Coffee Review publishes regularly scheduled monthly coffee tasting reports according to our editorial calendar as well 100-point wine-style coffee reviews throughout the month. Our Journal page is where we share news, updates, and general blog posts to keep readers and industry professionals up to date about Coffee Review and other topics of interest to coffee lovers.
In an American context, a classic espresso blend is one that achieves the heavy body and natural sweetness required of espresso brewing by skillful combining of naturally sweet, full-bodied coffees, rather than by trying to subdue acidy coffees through aggressive dark roasting. In these terms, all nine of the blends in this month's espresso tasting can be said to honorably aspire to the
The West Coast is doubtless the cradle of American espresso culture. True, Caffe Dante and Caffe Reggio were serving cappuccino in Manhattan long before the pioneering San Francisco and Berkeley caffes opened, and little storefront social clubs served espresso to domino and card players in Italian neighborhoods across the country for decades. But the whole business broke out of Italian enclaves

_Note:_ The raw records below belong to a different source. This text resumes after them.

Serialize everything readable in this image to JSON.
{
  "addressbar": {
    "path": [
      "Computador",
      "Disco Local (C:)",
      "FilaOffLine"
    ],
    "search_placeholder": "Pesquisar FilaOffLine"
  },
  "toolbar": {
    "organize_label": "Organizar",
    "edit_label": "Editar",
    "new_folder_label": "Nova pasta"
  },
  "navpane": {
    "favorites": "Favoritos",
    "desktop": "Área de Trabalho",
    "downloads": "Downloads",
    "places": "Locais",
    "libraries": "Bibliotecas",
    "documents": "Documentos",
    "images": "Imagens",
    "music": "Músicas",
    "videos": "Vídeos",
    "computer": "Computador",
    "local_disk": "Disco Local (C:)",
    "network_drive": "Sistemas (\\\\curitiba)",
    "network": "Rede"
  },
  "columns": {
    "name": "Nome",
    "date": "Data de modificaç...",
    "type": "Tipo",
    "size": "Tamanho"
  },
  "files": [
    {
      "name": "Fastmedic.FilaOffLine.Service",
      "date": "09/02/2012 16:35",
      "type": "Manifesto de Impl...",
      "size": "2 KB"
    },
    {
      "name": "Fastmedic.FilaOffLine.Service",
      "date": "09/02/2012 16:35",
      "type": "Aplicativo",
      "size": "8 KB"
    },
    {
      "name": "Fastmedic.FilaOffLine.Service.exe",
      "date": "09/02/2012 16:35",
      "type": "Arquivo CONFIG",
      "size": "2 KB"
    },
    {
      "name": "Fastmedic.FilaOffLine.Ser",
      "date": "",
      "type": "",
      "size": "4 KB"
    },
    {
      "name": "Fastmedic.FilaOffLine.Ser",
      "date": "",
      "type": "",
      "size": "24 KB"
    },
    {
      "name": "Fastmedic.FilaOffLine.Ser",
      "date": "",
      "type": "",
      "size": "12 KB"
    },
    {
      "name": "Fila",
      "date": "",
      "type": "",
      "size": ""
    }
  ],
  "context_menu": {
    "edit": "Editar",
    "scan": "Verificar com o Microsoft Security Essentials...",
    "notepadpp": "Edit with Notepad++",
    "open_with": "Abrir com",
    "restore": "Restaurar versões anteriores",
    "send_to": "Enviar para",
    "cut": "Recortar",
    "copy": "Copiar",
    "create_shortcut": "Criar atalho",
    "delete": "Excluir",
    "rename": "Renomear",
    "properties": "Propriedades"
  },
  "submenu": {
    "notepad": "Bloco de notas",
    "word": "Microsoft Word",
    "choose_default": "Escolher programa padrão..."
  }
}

You walk into a cafe. Ominously empty. Hopper's Nighthawks, except it's eleven o'clock in the morning. Deep down you know no one has ordered coffee for the last two hours. With noirish resolution you consider the options: urn coffee that has stewed so long flavor is a remote memory, or an espresso, which at least will be fresh. Then you peer past the barista's bicep tattoos with dull resignation